SEATTLE – You could say Seattle is a city of contrasts, one where the highs continue to grow, and the depths continue to get deeper.

It was visible on Thursday, as Seattle Mayor Ed Murray signed legislation to allow a University District upzone.

The mayor and councilmembers argue it's a way to allow for more affordable housing to be built, and in certain cases, allow people to stay out of homelessness.

"Every 10 percent increase in rents contributes to the likelihood of homelessness," Rob Johnson said.

But as the signing was underway, across town the city was preparing to sweep a controversial encampment. The city designated "The Field" at Royal Brougham and Airport Way a living space for people evicted from "The Jungle," under Interstate 5 last fall. But according to city officials, it has been overcome by rodents, trash, and feces. Last month, a resident was arrested and charged with rape, and child sex trafficking.

The city says it will be swept clean on Tuesday, March 7 at 9 a.m. There will be no replacement location.

That's drawn a mix of reviews from those who have aided and are trying to help people out of homelessness.

"We are offering each of them shelter,” Jeff Lilley of Union Gospel Mission said. “And meeting with them individually (as much as they are willing) to offer additional services ranging from legal services, health and dental, addiction recovery services, as well as connecting them with housing providers and case managers."

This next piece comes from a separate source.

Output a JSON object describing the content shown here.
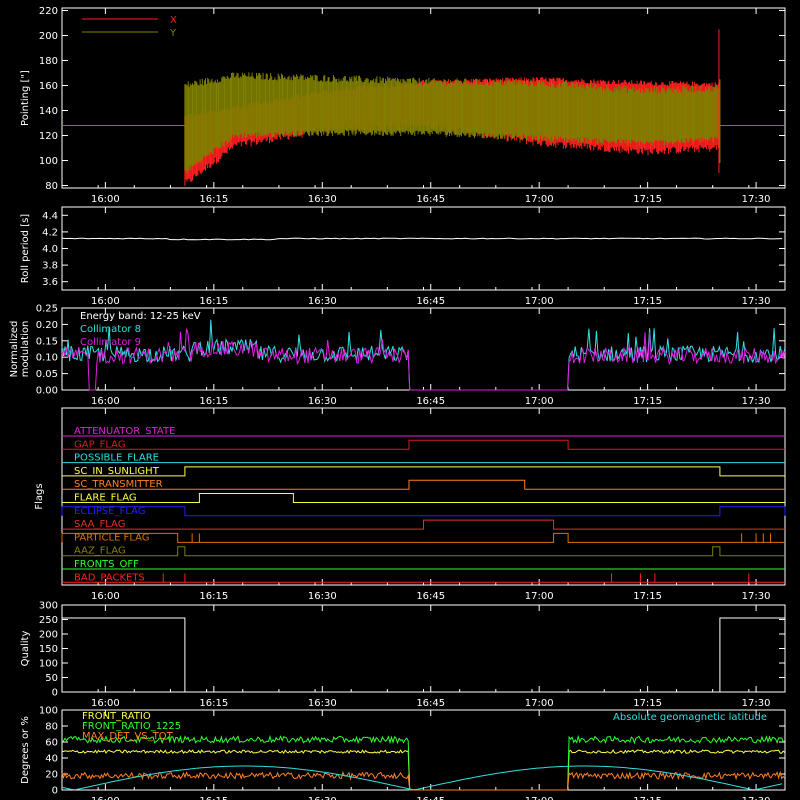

But other advocates say the city has failed in this particular case.

"We think that the city is doing a poor job of assisting the people who are currently living in this space,” wrote Alison Eisinger, director of the Seattle/King County Coalition on Homelessness. “And that the city itself created a difficult situation, directed people to set up temporary living arrangements there, failed to support or protect the people or manage the site well, and are now requiring people to move without sufficient alternatives or a good plan. It is very troubling indeed.”

Johnson, appearing at the upzone bill signing, said it's an argument for creating more homes for the homeless.

"To get people housed is a priority of mine. We've gotta get people inside, and I hear that from constituents all across the political spectrum," he said, adding, "We need to ramp up the locations quickly."